The gas is produced mainly by bicarbonate in your saliva combining with acids during digestion to produce carbon dioxide gas. The digestion process also produces nitrogen, methane and hydrogen gas, and small amounts of sulphur gas which have a smell out of all proportion to their presence in the gut. Bacteria in the lower bowel thrive on carbohydrate-rich foods, which ferment to produce pungent farts.
To reduce your risk of being a biological hazard:
- Wash all pulses such as beans, peas and lentils thoroughly before cooking them;
- Avoid chewing gum and drinking carbonated drinks, and don’t gulp down hot beverages;
- Get regular exercise;
- Take a charcoal tablet before each meal. Charcoal absorbs the smell and passes through your system without being absorbed;

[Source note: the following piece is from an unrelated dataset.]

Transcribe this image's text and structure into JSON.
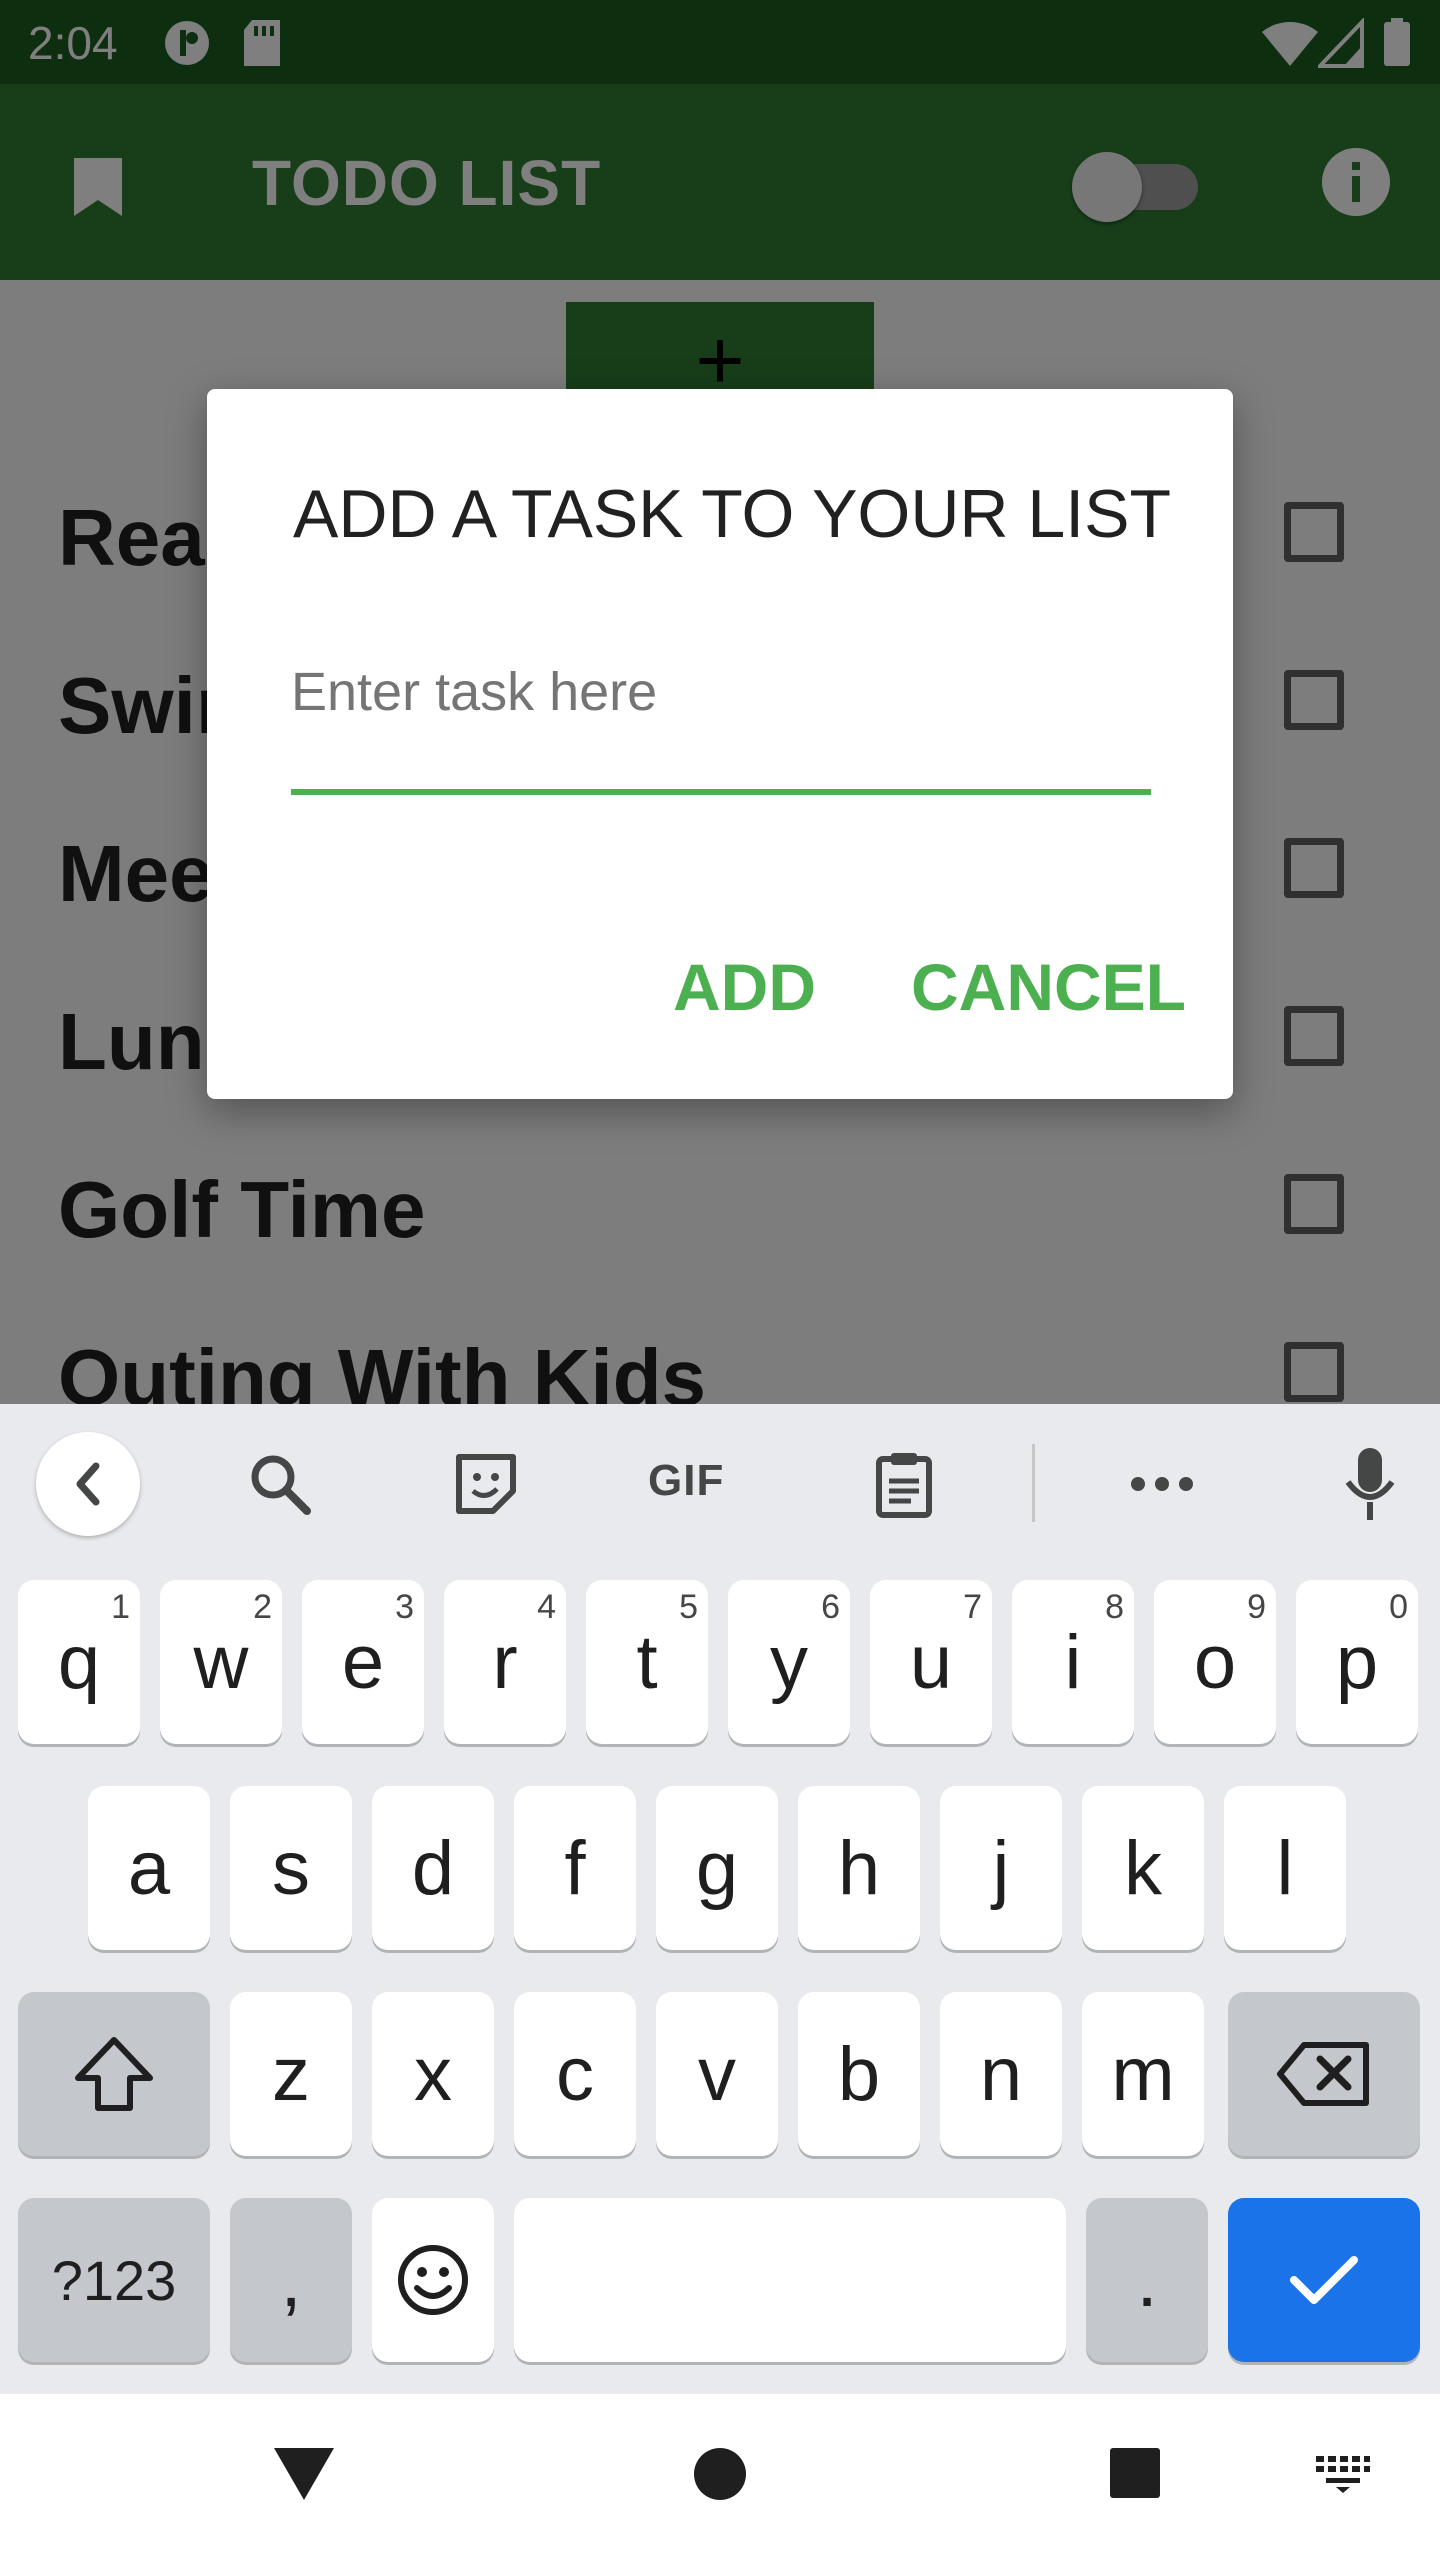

- Carry a box of matches. Lighting one every time your trousers cough neutralises the smell. We don’t advise this in a spacecraft, but it’s fine at home.
(William Smook, Health24, updated January 2009)